Some leaders sound very leaderly, in voice tone, in formality, in their calculated reserve. They probably don’t use words like suck, my bad, dude, or play fantasy baseball. That’s OK. A lot of people want that kind of leader, or at least one that presents that way. I have ten bucks that says they don’t sound like that at home.
You know– how when the microphone is on, and the president doesn’t know it, and says stuff like “My fellow Americans, I am pleased to tell you today that I’ve signed legislation that will outlaw Russia forever. We begin bombing in five minutes.” VERY presidential. Or when George Bush told Bob Woodward (in regard to Saddam Hussein): “We will kick his ass.” Yeah, like that. I can’t remember whether the infinitely presidential and oratorical President Clinton had any such indiscretions…
Anyway, one of my favorite pop culture icons for transformed, authentic leadership comes from this fellow:
He was pretty daunting, had a booming, presidential voice that commanded fear and respect, while promising hope, if only you would be appropriately deferential and work on his time schedule. He was not that attuned to his constituencies, from what I could gather.
The Wizard of Oz did his best work when he came out from behind the awesome curtain and was authentic, and real, and face to face with his people.
He was no longer the “Great and powerful Wizard of Oz.” He no longer demanded that they pay no attention to that man behind the curtain, or that they come back tomorrow.
But he was more effective, more relational and relatable, more connected.
So I don’t think it would be a bad thing if every leader had an “Inner Toto” , a kind of Terrier of Higher Consciousness, that pulled back the curtain and revealed the real person behind it. We would all be more authentic, more really who we are, and NOT necessarily less effective as a leader.
Remember the clarification that was reached right after that great Toto moment?
Holy smokes, Dorothy let him have it:
“Oh – you’re a very bad man!”
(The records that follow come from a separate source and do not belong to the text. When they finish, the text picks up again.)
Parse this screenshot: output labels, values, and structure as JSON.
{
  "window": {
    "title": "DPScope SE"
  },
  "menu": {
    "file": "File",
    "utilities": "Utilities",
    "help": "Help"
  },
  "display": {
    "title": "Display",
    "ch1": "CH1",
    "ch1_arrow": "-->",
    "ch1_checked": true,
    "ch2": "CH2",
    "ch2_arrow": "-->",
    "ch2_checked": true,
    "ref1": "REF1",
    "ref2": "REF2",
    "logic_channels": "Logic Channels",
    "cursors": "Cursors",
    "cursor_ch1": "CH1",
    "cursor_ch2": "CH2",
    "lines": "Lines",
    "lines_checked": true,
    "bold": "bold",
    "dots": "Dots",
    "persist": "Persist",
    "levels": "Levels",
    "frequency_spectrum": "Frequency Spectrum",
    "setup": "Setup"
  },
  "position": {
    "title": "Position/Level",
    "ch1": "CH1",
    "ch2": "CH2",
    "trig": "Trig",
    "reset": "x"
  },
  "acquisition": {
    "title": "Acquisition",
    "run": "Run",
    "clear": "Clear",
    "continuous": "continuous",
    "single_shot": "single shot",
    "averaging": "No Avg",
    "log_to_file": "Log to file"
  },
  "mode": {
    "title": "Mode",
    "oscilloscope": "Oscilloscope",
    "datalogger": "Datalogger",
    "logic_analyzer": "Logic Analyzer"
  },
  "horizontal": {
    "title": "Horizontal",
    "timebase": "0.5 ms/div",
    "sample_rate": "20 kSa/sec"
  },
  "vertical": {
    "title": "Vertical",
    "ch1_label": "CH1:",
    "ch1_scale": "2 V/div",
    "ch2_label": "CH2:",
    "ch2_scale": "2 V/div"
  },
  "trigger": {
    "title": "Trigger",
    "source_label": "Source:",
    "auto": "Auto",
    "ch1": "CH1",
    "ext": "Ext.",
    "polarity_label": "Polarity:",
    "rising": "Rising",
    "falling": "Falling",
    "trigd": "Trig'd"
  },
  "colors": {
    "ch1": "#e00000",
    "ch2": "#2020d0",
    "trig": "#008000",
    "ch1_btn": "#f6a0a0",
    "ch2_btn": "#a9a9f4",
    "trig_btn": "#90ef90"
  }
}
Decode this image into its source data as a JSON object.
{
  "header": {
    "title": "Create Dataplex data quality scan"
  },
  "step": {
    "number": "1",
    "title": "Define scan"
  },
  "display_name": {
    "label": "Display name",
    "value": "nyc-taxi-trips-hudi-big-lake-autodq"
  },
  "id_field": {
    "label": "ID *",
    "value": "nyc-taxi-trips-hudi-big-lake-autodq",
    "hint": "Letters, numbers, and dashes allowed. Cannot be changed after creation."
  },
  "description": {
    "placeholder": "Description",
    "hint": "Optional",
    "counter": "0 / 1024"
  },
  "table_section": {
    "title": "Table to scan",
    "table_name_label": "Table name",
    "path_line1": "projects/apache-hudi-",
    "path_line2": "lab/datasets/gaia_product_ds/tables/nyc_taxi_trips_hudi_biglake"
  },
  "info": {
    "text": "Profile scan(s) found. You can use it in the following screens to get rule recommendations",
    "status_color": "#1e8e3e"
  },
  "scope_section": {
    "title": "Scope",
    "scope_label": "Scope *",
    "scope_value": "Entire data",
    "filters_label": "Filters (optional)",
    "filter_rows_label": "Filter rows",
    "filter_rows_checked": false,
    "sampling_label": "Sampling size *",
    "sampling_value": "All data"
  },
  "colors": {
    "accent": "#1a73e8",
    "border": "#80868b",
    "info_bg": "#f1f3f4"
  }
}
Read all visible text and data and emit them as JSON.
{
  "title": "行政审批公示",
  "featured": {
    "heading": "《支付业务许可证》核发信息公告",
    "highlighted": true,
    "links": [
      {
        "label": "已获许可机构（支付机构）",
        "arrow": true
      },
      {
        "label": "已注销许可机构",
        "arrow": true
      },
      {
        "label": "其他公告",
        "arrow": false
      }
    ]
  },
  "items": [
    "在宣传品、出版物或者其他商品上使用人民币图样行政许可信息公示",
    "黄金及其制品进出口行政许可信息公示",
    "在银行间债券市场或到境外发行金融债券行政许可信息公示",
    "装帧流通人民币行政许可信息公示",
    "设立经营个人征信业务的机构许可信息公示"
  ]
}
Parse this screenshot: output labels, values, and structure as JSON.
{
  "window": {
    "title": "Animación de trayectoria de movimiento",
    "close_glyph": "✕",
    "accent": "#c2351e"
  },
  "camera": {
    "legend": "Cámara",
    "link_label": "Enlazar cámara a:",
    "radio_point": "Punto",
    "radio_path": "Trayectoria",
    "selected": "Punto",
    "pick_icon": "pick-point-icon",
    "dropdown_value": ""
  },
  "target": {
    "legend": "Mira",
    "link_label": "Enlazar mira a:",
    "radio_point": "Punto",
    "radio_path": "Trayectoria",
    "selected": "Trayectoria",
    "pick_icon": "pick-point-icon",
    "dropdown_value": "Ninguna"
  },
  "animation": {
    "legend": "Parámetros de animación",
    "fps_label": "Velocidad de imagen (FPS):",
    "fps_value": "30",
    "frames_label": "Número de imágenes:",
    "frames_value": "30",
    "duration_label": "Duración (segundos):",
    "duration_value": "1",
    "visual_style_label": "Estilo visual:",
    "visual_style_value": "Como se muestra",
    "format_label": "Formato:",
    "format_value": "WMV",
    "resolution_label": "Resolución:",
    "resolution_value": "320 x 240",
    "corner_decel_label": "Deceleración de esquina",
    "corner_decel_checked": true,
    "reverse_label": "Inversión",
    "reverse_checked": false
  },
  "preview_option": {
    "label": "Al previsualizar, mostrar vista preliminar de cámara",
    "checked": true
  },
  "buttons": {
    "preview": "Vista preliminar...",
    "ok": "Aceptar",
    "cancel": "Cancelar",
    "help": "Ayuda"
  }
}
To which our not altogether fearless, but increasingly more effective leader responded:
“Oh, no, my dear. I – I’m a very good man. I’m just a very bad Wizard.”